That did not prevent Martin Bicker from attempting to draw more attention to his advertisement with an image of his merchandise in the upper left corner.  Bicker advertised that he “manufactured and sold” hats.  A woodcut depicting a tricorne hat, a popular style at the time, alerted readers to the contents of the advertisement before they read it.  Bicker did not provide many details about his hats, but he did declare that he “hopes he has given such satisfaction to his customers as will induce them to continue their favours.”  In other words, he invited repeat business and recommendations via word of mouth.

New-York Journal (June 18, 1772).

The same day that Bicker’s advertisement ran in the Massachusetts Spy, Nesbitt Deane once again inserted his advertisement for hats in the New-York Journal.  Both the appeals he made to customers and the image that accompanied the notice were more sophisticated.  Deane trumpeted that he made hats “to exceed in Fineness, Cut, Colour and Cock.”  In addition, he devised a means “to turn rain, and prevent the Sweat of the Head damaging the crown.”  Prospective customers would not find that feature in other hats, Deane asserted, because he invented “a Method peculiar to himself. He also gave a discount to retailers who bought in volume, offering “Encouragement to those who buy to sell again.”  Like Bicker, Deane acknowledged his existing customers and asked them to promote his hats.  “Such Gentry and others, who have experienced his Ability, ’tis hoped will recommend.”  The image at the top of Deane’s advertisement included both a tricorne hat and a banner with his name.  Rococo flourishes further enhanced that image.

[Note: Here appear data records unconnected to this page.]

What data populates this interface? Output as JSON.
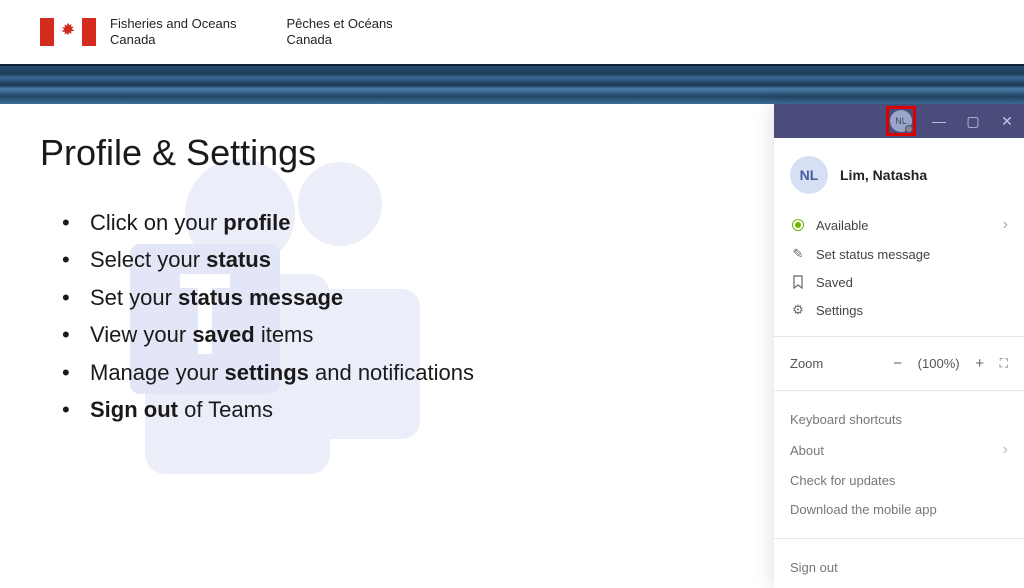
{
  "header": {
    "dept_en_line1": "Fisheries and Oceans",
    "dept_en_line2": "Canada",
    "dept_fr_line1": "Pêches et Océans",
    "dept_fr_line2": "Canada"
  },
  "slide": {
    "title": "Profile & Settings",
    "bullets": [
      {
        "pre": "Click on your ",
        "bold": "profile",
        "post": ""
      },
      {
        "pre": "Select your ",
        "bold": "status",
        "post": ""
      },
      {
        "pre": "Set your ",
        "bold": "status message",
        "post": ""
      },
      {
        "pre": "View your ",
        "bold": "saved",
        "post": " items"
      },
      {
        "pre": "Manage your ",
        "bold": "settings",
        "post": " and notifications"
      },
      {
        "pre": "",
        "bold": "Sign out",
        "post": " of Teams"
      }
    ]
  },
  "panel": {
    "initials": "NL",
    "name": "Lim, Natasha",
    "status": "Available",
    "set_status": "Set status message",
    "saved": "Saved",
    "settings": "Settings",
    "zoom_label": "Zoom",
    "zoom_value": "(100%)",
    "kb": "Keyboard shortcuts",
    "about": "About",
    "check": "Check for updates",
    "download": "Download the mobile app",
    "signout": "Sign out"
  }
}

Bicker did not deploy as many appeals as Deane in his effort to entice consumers to purchase his hats, but including an image in his advertisement distinguished it from most others in the Massachusetts Spy.  Relatively few advertisements published in the eighteenth-century newspapers featured images of any sort.  Did including images give advertisers an advantage?  Deane apparently thought so.  By the time Bicker placed his notice, Deane had been running his advertisement for nearly a year.  He likely would not have inserted it in the New-York Journal so many times if he did not believe he received a return on his investment.